HOUSTON, January 27, 2014 – Garry W. Arnold, of Dayton, has been ordered to prison for more than five years following his conviction of defrauding Exxon Mobil, his former employer, and causing a loss of more than $5 million, announced United States Attorney Kenneth Magidson. Arnold pleaded guilty Friday, Sept. 20, 2013.
Today, U.S. District Judge David Hittner, who accepted the guilty plea, handed Arnold a 63-month sentence to be immediately followed by a three-year-term of supervised release. In handing down the sentence, Judge Hittner noted, "this has gone on long enough." He was further ordered to pay $5,548,015.80 in restitution.

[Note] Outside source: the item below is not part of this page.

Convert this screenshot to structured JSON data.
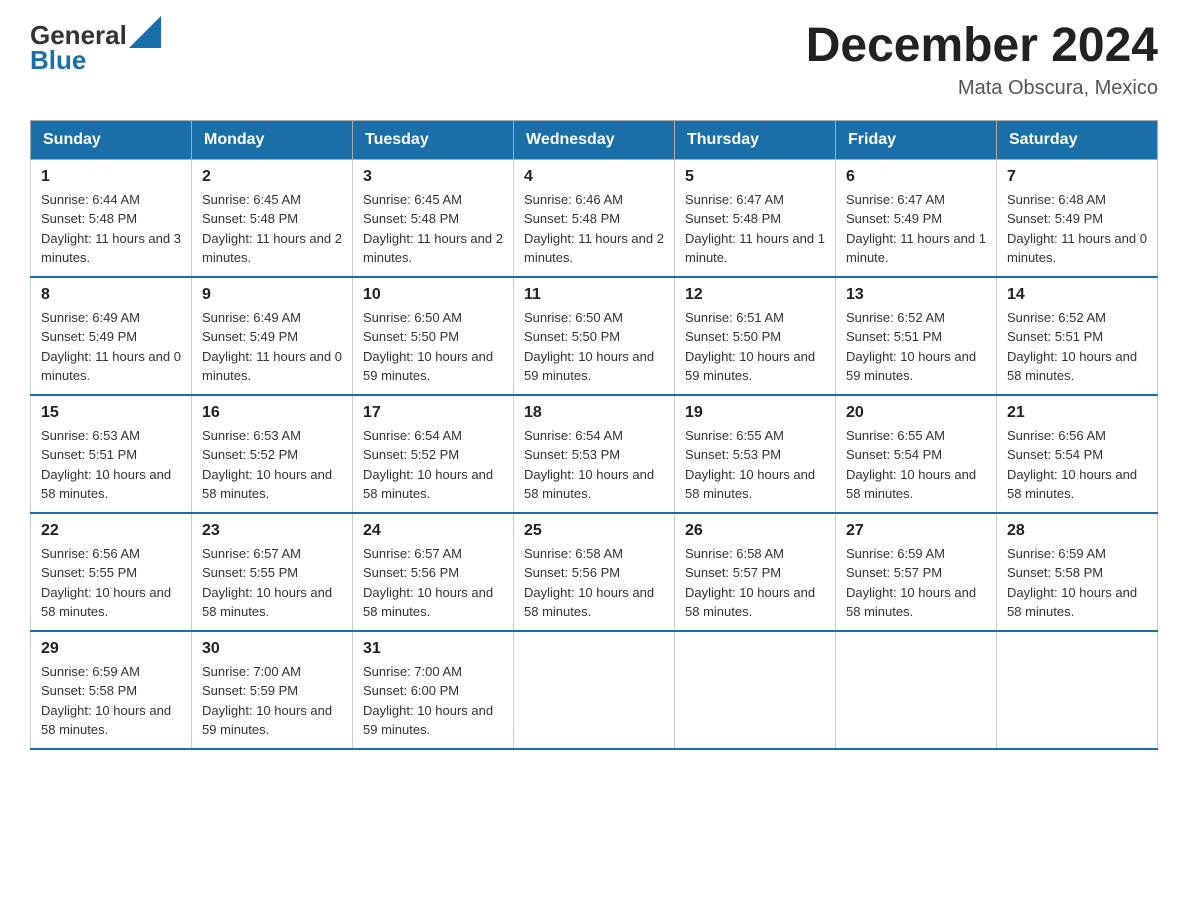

Arnold, 62, was employed by the Exxon Mobil Chemical Company from 2004 through 2010 at the company’s Baytown Olefins Plant. His job responsibilities included overseeing the maintenance and repair of numerous large furnaces located at the plant, including ordering replacement parts and coordinating the purchase, delivery and installation of these parts.
Arnold also controlled and was part owner of Metal Blinds Unlimited Inc. During the relevant time period, Metal Blinds had minimal legitimate business operations, had no employees other than Arnold himself and it operated out of his residence.
Beginning in or around January 2004 and continuing through April 2010, Arnold carried out a fraudulent invoicing scheme which caused Exxon to pay more than $5.5 million for furnace parts and fabrication services that were never provided, were provided with materials already owned by Exxon or for which it paid an excessive amount. Arnold and another person shared the proceeds of the scheme by having Exxon send the payment checks to One Source Industrial, a company the other person owned. The other person then caused that company to make payments to Metal Blinds Unlimited, a sham corporation owned by Arnold. The other individual also made payments to Arnold for legitimate work done by One Source Industrial for Exxon and other clients, again by making regular payments by check to Metal Blinds.
Previously released on bond, Arnold was taken into custody following the hearing today where he will remain pending transfer to a U.S. Bureau of Prisons facility to be determined in the near future.
The case was investigated by the U.S. Postal Inspection Service and prosecuted by Assistant U.S. Attorney John Pearson.